Back in the 90s, I remember seeing more than a few Bible-thumping right-wing zealots running for seemingly-nothing-type elections like school boards and garbage commissioner slots in the local city governments.  I remember thinking, “Who the hell would want those jobs?”  Later, I realized that the answer to that question was “crazy Bible-thumping wackadoos who want evolution, sex education and civil rights lessons removed from school curriculums and replaced with whatever they think Jesus told them about gays, minorities and women”.  

In that sense, they were wildly successful; most local government bodies- from the local school board to county commissioners to state capitols - are filled with right-wing pod-people who built their machine from the ground up and are now now dug into local governments like an Alabama tick.  And they’re such a fixture that most people can’t even begin to figure out how to replace them.

thepeoplesrecord:

Rumor has it NY will see its first direct action against the fracking industry on Saturday (August 11th). Spread the word.  RSVP on Facebook in solidarity -> http://on.fb.me/Qg5T3J
Source

thepeoplesrecord:

Rumor has it NY will see its first direct action against the fracking industry on Saturday (August 11th). Spread the word.

RSVP on Facebook in solidarity -> http://on.fb.me/Qg5T3J

Source

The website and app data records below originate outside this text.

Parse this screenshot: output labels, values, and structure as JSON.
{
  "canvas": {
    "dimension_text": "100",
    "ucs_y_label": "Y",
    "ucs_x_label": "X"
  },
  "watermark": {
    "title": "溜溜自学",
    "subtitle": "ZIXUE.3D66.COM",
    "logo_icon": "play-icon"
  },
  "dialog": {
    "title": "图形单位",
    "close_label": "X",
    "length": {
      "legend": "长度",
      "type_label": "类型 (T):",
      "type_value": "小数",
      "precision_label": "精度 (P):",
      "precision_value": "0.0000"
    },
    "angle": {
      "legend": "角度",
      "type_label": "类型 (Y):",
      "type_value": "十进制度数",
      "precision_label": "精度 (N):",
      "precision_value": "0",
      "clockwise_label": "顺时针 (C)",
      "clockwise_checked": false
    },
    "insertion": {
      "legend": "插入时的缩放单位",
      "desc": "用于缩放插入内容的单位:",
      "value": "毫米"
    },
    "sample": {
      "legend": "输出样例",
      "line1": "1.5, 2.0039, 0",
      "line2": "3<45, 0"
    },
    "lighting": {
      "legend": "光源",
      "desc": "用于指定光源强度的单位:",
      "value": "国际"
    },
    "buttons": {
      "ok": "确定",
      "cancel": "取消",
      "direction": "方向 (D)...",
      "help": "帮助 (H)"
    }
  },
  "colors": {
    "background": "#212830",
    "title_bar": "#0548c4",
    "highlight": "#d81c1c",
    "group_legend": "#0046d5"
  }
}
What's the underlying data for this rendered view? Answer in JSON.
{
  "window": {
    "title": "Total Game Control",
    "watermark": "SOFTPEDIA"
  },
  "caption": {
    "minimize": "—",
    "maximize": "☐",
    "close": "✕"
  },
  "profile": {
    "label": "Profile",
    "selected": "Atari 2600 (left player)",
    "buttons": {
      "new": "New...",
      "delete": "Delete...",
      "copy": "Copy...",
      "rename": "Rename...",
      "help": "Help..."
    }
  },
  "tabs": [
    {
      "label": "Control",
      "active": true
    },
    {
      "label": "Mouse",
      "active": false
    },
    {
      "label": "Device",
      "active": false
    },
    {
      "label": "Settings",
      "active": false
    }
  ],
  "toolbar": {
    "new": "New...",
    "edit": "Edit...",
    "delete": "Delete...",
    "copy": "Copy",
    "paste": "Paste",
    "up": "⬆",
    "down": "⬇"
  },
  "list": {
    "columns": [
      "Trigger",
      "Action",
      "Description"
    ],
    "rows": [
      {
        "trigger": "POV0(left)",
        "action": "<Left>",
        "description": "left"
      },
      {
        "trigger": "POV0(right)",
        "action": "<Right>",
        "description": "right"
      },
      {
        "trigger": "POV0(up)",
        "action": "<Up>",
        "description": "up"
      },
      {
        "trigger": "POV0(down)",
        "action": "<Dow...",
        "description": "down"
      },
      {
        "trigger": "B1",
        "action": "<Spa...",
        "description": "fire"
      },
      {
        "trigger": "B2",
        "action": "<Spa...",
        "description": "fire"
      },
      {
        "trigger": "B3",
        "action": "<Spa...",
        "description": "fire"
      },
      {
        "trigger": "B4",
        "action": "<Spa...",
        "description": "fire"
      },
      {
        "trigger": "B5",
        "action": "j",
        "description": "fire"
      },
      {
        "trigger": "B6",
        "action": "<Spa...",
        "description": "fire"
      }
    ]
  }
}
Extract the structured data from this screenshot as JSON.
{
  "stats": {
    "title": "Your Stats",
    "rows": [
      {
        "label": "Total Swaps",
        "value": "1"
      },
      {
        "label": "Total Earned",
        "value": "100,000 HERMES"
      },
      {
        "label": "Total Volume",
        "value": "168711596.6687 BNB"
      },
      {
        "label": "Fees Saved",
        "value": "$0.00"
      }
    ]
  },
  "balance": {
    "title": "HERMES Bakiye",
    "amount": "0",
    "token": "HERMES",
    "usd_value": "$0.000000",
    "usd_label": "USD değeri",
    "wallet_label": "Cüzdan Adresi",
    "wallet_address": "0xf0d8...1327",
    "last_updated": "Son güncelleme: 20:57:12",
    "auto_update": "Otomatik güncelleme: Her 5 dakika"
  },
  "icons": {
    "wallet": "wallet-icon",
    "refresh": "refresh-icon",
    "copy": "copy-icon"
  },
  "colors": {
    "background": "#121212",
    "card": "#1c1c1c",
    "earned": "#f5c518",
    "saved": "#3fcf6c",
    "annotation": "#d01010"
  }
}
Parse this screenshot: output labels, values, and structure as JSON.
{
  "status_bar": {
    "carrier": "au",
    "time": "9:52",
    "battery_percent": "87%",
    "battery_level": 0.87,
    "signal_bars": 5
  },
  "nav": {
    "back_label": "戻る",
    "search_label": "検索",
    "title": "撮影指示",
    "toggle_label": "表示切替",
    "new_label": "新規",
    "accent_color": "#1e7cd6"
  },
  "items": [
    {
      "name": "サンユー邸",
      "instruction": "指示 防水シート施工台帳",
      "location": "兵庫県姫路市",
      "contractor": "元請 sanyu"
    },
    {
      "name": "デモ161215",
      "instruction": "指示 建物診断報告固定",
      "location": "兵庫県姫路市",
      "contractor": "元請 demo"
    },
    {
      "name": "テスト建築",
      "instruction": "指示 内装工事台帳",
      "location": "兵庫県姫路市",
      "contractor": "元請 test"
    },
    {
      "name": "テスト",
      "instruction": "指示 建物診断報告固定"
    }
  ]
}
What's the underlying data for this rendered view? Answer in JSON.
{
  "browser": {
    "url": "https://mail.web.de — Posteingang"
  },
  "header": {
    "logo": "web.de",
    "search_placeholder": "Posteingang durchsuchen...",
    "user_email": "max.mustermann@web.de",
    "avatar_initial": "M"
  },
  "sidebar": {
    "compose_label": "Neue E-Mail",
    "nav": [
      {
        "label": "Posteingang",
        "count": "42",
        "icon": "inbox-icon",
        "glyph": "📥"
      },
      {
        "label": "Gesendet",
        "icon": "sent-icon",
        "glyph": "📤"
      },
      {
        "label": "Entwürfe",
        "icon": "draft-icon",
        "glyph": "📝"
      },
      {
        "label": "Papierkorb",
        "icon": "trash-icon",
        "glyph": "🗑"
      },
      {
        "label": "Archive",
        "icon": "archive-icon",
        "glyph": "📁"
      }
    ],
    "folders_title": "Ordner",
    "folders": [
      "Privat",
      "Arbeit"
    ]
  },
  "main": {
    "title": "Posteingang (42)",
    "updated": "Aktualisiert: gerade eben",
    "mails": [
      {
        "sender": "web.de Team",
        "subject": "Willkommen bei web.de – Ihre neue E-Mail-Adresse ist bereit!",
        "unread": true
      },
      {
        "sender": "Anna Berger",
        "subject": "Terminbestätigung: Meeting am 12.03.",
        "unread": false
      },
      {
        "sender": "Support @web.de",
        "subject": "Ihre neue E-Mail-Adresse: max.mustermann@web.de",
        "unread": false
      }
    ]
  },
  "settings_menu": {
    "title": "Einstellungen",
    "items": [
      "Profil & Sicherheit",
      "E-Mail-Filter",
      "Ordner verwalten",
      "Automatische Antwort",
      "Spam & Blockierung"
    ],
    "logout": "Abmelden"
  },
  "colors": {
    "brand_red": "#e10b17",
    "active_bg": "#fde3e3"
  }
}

(via thepeoplesrecord)

"An example of what a citizen should be" Remembering Elsie Richardson

thenationmagazine:

Elsie Richardson, left, with Shirley Chisholm. Courtesy: Bedford Stuyvesant Restoration

If you’re not familiar with Elsie Richardson, do yourself a favor.

Elsie Richardson, who died in Brooklyn on March 15 at the age of 90, was a school secretary and community organizer whose activism in the realms of civil-rights, housing, and community development spanned six decades. Her signature moment occurred on a frigid February day in 1966, when she led Sen. Robert F. Kennedy on a lengthy tour of the impoverished, majority-black Brooklyn neighborhood of Bedford-Stuyvesant. Kennedy at the time was plotting a new front in the War on Poverty, which had been declared two years earlier by President Lyndon Johnson but had yet to score significant victories. Richardson, meanwhile, hoped to rally political support for a set of ideas she and her fellow Brooklyn activists had been developing—ideas about how to stem capital flight, create jobs, and revitalize crumbling housing stock. Their meeting resulted in the founding of the Bedford-Stuyvesant Restoration Corporation, the first federally-funded Community Development Corporation and a model for the grassroots rebuilding efforts that would unfold in cities around the country in decades to come.

Read the rest here.

sunfoundation:

Then as Now — New York’s Shifting Ethnic Mosaic

A century ago, Israel Zangwill popularized the term in his play, “The Melting Pot.” New York has evolved into a greater crucible of race and ethnicity today than it was back then, but the city also remains very much a mosaic — a variegated montage of neighborhoods in which certain groups predominate.

sunfoundation:

Then as Now — New York’s Shifting Ethnic Mosaic

A century ago, Israel Zangwill popularized the term in his play, “The Melting Pot.” New York has evolved into a greater crucible of race and ethnicity today than it was back then, but the city also remains very much a mosaic — a variegated montage of neighborhoods in which certain groups predominate.

fuckyeahmarxismleninism:

New York City: Rush hour mass rally at Foley Square and march across the Brooklyn Bridge, November 17, 2011. At least 80 people were arrested near the bridge and placed in buses.